Kino Lorber has acquired North American rights to Andres Wood’s “Violeta Went to Heaven.” The film, which this year won the Sundance World Cinema Dramatic Jury Prize, is about musician, folksinger and poet, Violet Parra of the Latin American music world.
The biopic premieres in New York City this week at the Latinbeat film series held by The Film Society of Lincoln Center. Kino Lorber is looking to release the movie into theaters nationally in November or December of this year, with a VOD option and theatrical expansion for early 2013.
An official synopsis of the film follows:
Tracing the evolution of an iconic woman, from an impoverished childhood to international sensation, VIOLETA WENT TO HEAVEN captures the ups and downs of a life that both transformed and propelled Latin American music during the 20th century.
Directed by Andrés Wood (Machuca, Football Stories) and scripted by Eliseo Altunaga (Machuca, Matias Lira’s Drama) the film also traces Violeta’s many political struggles, including her work to protect indigenous cultures and her transformation into a political inspiration for millions of citizens in the continent. One of her most famous songs, “La Carta,” was written in support of her brother’s arrest and incorporated, like much of her work, indigenous rhythms.

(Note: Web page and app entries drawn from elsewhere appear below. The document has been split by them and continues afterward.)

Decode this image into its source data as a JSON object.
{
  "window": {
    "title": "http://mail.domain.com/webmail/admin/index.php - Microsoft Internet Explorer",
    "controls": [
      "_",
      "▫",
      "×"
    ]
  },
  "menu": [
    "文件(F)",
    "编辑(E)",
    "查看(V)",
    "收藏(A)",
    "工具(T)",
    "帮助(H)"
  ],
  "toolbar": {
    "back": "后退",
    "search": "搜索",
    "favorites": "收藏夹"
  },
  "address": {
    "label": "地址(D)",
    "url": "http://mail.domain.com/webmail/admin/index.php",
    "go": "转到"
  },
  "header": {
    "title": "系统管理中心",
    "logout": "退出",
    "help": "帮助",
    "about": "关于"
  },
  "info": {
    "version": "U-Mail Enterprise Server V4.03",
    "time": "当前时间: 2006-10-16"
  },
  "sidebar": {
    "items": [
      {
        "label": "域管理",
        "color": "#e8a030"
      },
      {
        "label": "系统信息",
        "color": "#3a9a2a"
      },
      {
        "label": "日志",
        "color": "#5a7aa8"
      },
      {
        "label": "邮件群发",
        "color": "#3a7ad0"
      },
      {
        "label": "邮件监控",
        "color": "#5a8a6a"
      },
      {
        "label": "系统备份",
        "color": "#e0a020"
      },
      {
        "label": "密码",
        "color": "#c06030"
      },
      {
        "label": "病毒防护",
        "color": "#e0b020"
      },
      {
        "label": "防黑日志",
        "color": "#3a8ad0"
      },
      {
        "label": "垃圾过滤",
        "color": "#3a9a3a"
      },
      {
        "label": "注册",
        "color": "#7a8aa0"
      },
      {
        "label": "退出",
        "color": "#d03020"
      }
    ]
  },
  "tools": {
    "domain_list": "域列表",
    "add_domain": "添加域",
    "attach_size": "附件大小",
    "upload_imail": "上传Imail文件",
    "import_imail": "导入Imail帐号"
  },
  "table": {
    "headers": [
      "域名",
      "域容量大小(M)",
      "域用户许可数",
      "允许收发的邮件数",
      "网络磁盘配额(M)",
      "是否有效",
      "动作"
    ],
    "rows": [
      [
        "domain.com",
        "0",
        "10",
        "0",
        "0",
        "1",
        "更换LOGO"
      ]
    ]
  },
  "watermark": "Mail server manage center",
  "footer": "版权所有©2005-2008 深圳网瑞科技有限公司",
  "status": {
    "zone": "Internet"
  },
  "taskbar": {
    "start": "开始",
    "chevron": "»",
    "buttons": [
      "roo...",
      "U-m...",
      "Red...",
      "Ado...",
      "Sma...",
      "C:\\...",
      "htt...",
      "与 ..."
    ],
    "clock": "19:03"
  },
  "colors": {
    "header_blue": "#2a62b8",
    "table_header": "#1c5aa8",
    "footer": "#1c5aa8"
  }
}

“Gracias a la Vida,” considered by many her absolute masterwork, was covered by Mercedes Sosa, Joan Baez and many other artists across the globe; it continues to be one of the most covered songs in Latin America.